* _Task material_:
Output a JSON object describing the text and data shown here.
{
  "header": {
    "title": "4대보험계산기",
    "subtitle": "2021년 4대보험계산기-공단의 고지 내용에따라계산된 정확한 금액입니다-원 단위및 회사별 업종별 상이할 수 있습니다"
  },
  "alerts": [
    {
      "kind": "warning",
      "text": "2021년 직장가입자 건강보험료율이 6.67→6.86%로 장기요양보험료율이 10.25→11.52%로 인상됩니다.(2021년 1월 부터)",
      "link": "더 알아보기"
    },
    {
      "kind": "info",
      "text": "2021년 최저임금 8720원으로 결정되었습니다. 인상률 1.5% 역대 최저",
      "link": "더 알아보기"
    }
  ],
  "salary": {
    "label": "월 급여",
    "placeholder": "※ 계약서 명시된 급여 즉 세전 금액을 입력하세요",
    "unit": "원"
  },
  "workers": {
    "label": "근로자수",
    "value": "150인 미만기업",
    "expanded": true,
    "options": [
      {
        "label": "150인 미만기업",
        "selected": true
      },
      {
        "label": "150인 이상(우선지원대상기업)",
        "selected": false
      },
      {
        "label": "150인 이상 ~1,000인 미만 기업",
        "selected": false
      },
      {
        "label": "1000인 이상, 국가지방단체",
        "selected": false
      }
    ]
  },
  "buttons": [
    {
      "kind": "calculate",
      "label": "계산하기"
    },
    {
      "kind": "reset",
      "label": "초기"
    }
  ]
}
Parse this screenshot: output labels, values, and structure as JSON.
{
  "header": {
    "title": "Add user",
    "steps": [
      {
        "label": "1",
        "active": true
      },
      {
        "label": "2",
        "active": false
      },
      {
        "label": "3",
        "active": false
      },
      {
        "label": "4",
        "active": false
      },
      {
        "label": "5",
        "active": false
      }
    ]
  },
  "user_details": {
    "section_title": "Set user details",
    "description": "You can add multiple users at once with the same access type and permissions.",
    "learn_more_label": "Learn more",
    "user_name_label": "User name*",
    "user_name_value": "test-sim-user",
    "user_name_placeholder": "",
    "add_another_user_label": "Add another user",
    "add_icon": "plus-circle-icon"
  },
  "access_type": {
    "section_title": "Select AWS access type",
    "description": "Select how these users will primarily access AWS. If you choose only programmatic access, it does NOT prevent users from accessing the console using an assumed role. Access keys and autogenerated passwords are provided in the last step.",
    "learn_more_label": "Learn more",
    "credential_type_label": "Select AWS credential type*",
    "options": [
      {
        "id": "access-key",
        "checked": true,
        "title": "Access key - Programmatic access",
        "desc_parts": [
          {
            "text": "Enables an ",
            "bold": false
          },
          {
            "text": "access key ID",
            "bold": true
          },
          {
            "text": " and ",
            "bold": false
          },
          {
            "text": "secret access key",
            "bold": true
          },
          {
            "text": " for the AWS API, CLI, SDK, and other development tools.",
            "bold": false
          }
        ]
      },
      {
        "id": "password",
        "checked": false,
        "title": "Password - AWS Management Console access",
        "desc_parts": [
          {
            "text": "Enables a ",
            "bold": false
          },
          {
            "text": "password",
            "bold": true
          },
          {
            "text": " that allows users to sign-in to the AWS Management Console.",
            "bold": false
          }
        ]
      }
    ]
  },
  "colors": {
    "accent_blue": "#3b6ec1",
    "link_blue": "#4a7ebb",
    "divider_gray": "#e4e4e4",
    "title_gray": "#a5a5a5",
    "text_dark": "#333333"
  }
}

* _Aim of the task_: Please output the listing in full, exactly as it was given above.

* _Task output_:
Output a JSON object describing the text and data shown here.
{
  "header": {
    "title": "4대보험계산기",
    "subtitle": "2021년 4대보험계산기-공단의 고지 내용에따라계산된 정확한 금액입니다-원 단위및 회사별 업종별 상이할 수 있습니다"
  },
  "alerts": [
    {
      "kind": "warning",
      "text": "2021년 직장가입자 건강보험료율이 6.67→6.86%로 장기요양보험료율이 10.25→11.52%로 인상됩니다.(2021년 1월 부터)",
      "link": "더 알아보기"
    },
    {
      "kind": "info",
      "text": "2021년 최저임금 8720원으로 결정되었습니다. 인상률 1.5% 역대 최저",
      "link": "더 알아보기"
    }
  ],
  "salary": {
    "label": "월 급여",
    "placeholder": "※ 계약서 명시된 급여 즉 세전 금액을 입력하세요",
    "unit": "원"
  },
  "workers": {
    "label": "근로자수",
    "value": "150인 미만기업",
    "expanded": true,
    "options": [
      {
        "label": "150인 미만기업",
        "selected": true
      },
      {
        "label": "150인 이상(우선지원대상기업)",
        "selected": false
      },
      {
        "label": "150인 이상 ~1,000인 미만 기업",
        "selected": false
      },
      {
        "label": "1000인 이상, 국가지방단체",
        "selected": false
      }
    ]
  },
  "buttons": [
    {
      "kind": "calculate",
      "label": "계산하기"
    },
    {
      "kind": "reset",
      "label": "초기"
    }
  ]
}
Parse this screenshot: output labels, values, and structure as JSON.
{
  "header": {
    "title": "Add user",
    "steps": [
      {
        "label": "1",
        "active": true
      },
      {
        "label": "2",
        "active": false
      },
      {
        "label": "3",
        "active": false
      },
      {
        "label": "4",
        "active": false
      },
      {
        "label": "5",
        "active": false
      }
    ]
  },
  "user_details": {
    "section_title": "Set user details",
    "description": "You can add multiple users at once with the same access type and permissions.",
    "learn_more_label": "Learn more",
    "user_name_label": "User name*",
    "user_name_value": "test-sim-user",
    "user_name_placeholder": "",
    "add_another_user_label": "Add another user",
    "add_icon": "plus-circle-icon"
  },
  "access_type": {
    "section_title": "Select AWS access type",
    "description": "Select how these users will primarily access AWS. If you choose only programmatic access, it does NOT prevent users from accessing the console using an assumed role. Access keys and autogenerated passwords are provided in the last step.",
    "learn_more_label": "Learn more",
    "credential_type_label": "Select AWS credential type*",
    "options": [
      {
        "id": "access-key",
        "checked": true,
        "title": "Access key - Programmatic access",
        "desc_parts": [
          {
            "text": "Enables an ",
            "bold": false
          },
          {
            "text": "access key ID",
            "bold": true
          },
          {
            "text": " and ",
            "bold": false
          },
          {
            "text": "secret access key",
            "bold": true
          },
          {
            "text": " for the AWS API, CLI, SDK, and other development tools.",
            "bold": false
          }
        ]
      },
      {
        "id": "password",
        "checked": false,
        "title": "Password - AWS Management Console access",
        "desc_parts": [
          {
            "text": "Enables a ",
            "bold": false
          },
          {
            "text": "password",
            "bold": true
          },
          {
            "text": " that allows users to sign-in to the AWS Management Console.",
            "bold": false
          }
        ]
      }
    ]
  },
  "colors": {
    "accent_blue": "#3b6ec1",
    "link_blue": "#4a7ebb",
    "divider_gray": "#e4e4e4",
    "title_gray": "#a5a5a5",
    "text_dark": "#333333"
  }
}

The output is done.